Every line of the material must be given again verbatim. Skip the images.

SUPPLIED MATERIAL ▸
* * *
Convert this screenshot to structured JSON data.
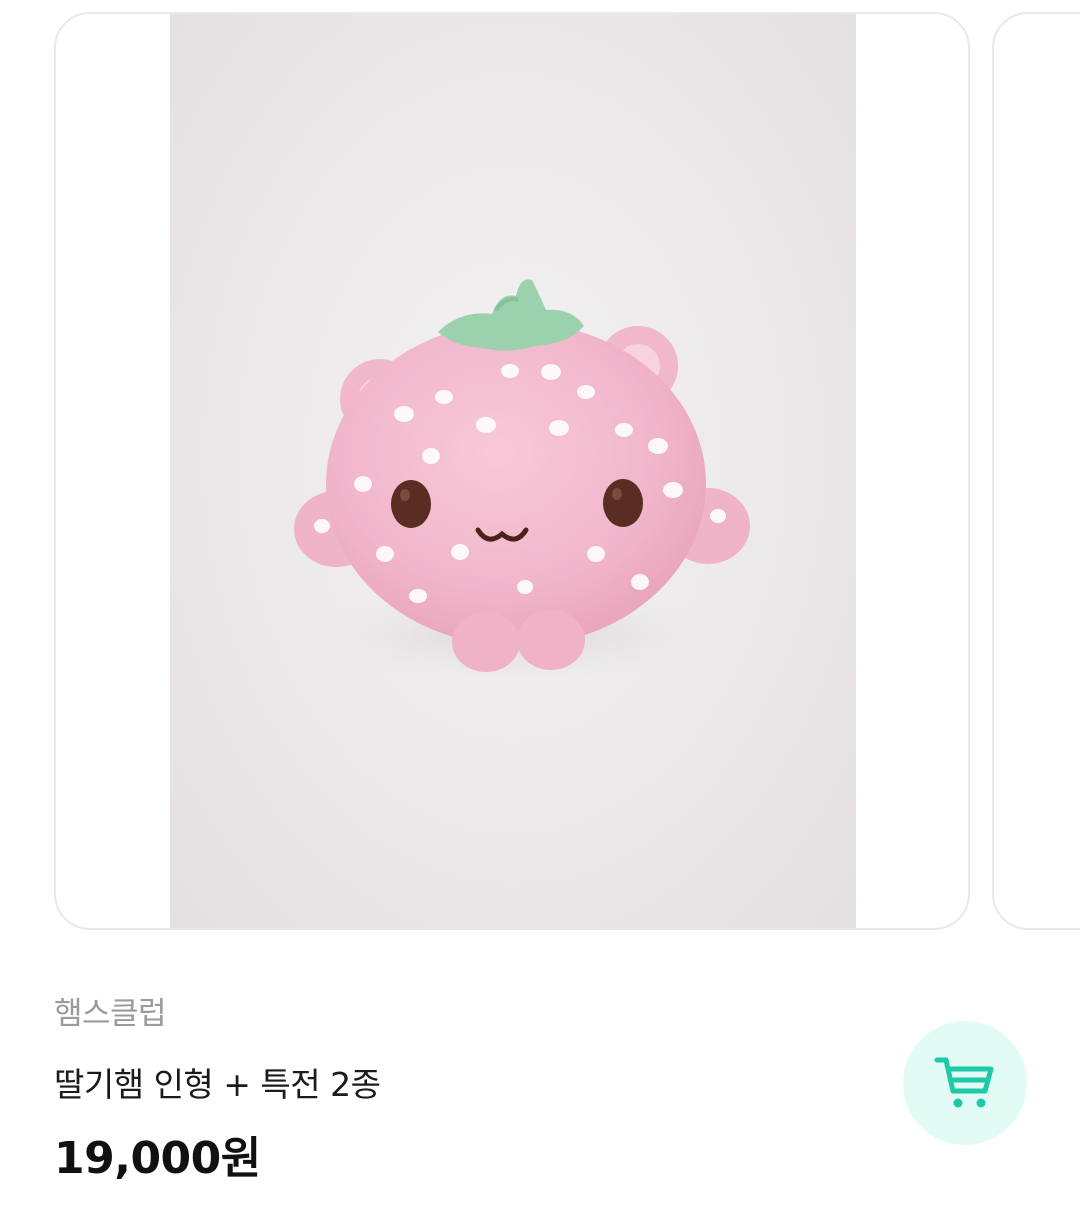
{
  "product": {
    "shop_name": "햄스클럽",
    "title": "딸기햄 인형 + 특전 2종",
    "price": "19,000원"
  },
  "image": {
    "subject": "strawberry-hamster-plush"
  },
  "cart": {
    "icon": "cart-icon",
    "accent_color": "#1fc9a7",
    "bg_color": "#e2fbf5"
  }
}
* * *
THE ANSWER ▸
Convert this screenshot to structured JSON data.
{
  "product": {
    "shop_name": "햄스클럽",
    "title": "딸기햄 인형 + 특전 2종",
    "price": "19,000원"
  },
  "image": {
    "subject": "strawberry-hamster-plush"
  },
  "cart": {
    "icon": "cart-icon",
    "accent_color": "#1fc9a7",
    "bg_color": "#e2fbf5"
  }
}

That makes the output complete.